(Element data from apps and pages)
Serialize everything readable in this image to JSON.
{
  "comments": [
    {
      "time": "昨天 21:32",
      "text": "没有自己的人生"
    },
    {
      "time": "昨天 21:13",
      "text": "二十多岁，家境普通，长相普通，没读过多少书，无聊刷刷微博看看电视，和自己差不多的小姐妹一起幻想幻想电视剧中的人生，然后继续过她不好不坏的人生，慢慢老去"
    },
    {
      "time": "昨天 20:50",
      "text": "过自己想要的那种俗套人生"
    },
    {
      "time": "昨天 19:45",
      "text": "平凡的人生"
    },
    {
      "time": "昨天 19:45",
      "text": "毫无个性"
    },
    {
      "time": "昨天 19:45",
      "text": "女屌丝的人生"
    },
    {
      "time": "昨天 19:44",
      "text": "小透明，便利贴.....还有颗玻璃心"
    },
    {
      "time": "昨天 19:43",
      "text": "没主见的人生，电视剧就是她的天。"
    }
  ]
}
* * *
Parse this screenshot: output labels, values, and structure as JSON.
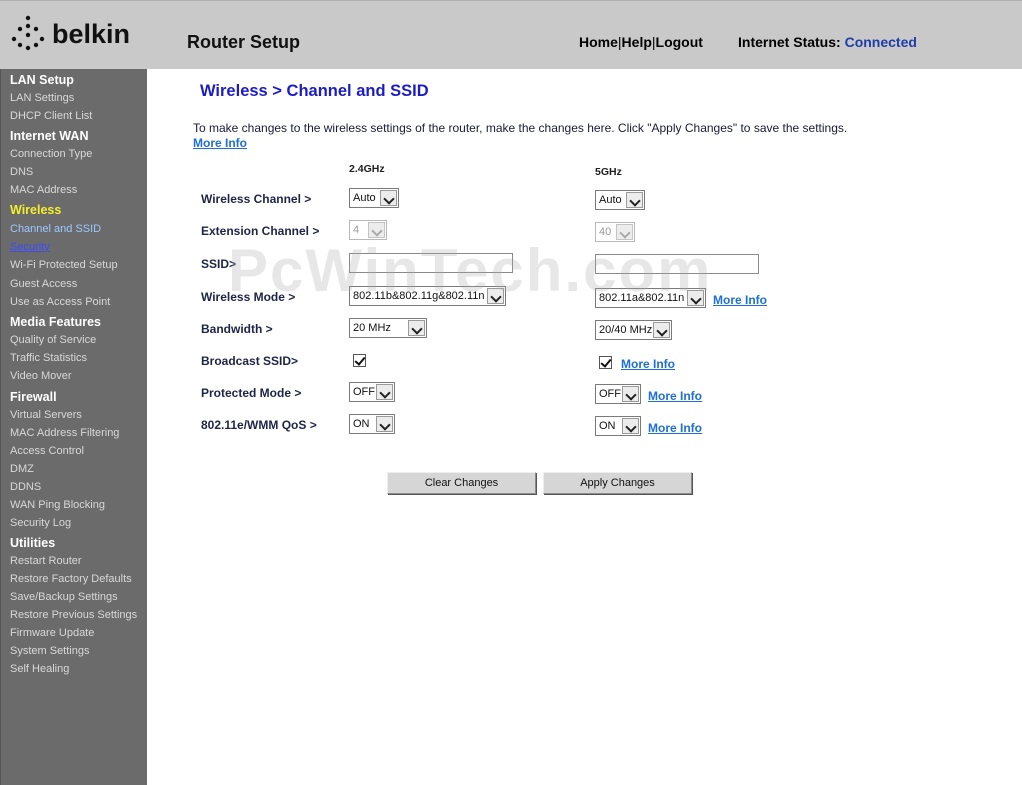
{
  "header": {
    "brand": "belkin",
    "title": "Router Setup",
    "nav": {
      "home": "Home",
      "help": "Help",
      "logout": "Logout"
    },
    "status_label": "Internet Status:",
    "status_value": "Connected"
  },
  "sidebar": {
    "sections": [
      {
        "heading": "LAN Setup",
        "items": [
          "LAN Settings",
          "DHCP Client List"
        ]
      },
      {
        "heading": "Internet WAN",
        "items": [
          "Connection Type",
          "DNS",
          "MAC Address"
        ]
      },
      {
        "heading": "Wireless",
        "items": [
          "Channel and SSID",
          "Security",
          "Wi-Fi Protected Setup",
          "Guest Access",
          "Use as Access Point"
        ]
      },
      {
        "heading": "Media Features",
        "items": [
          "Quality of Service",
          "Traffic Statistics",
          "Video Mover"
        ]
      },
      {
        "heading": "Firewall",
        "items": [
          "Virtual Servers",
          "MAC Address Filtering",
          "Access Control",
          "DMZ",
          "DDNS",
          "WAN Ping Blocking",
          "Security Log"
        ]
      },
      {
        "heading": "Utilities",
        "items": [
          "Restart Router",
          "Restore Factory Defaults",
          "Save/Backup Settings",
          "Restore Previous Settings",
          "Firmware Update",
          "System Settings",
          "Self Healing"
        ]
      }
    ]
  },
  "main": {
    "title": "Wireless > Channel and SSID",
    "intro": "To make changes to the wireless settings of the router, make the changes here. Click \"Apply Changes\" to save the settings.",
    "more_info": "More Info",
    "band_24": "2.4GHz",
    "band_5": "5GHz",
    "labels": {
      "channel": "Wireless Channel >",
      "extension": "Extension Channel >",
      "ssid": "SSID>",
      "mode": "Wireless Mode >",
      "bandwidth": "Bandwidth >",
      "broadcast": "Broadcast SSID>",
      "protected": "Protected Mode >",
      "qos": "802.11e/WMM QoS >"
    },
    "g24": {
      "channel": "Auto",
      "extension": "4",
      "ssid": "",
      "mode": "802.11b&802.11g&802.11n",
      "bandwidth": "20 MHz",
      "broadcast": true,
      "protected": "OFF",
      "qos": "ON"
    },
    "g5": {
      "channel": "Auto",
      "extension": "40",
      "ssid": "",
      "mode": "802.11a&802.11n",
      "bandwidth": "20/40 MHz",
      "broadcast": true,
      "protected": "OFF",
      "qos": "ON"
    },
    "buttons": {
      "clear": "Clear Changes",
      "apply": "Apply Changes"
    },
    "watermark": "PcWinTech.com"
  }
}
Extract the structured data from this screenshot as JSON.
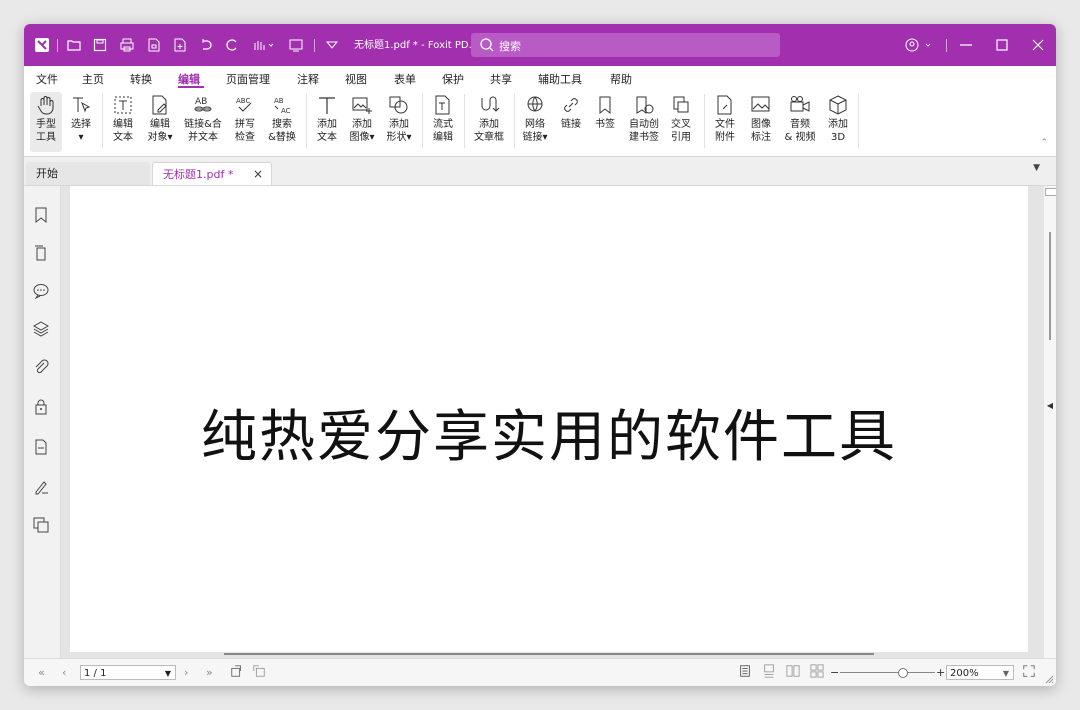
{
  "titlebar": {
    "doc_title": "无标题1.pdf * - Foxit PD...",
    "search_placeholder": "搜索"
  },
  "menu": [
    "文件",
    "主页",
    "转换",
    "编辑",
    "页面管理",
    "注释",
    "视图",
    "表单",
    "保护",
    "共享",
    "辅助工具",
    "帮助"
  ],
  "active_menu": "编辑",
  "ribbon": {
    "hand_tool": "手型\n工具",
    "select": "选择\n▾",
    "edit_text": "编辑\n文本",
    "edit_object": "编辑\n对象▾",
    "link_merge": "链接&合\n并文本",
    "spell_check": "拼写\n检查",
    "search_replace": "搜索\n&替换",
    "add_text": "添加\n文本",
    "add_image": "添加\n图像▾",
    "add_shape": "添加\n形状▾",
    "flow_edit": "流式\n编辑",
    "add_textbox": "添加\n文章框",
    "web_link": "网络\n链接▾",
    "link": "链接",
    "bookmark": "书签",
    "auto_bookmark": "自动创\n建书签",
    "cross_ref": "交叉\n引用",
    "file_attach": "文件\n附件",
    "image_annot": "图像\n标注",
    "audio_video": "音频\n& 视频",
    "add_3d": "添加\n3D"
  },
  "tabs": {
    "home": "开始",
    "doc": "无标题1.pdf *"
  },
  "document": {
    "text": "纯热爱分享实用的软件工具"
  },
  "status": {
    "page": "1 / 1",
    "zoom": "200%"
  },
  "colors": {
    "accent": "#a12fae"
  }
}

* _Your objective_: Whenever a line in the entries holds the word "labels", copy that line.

* _Your solution_:
Parse this screenshot: output labels, values, and structure as JSON.
    "labels": {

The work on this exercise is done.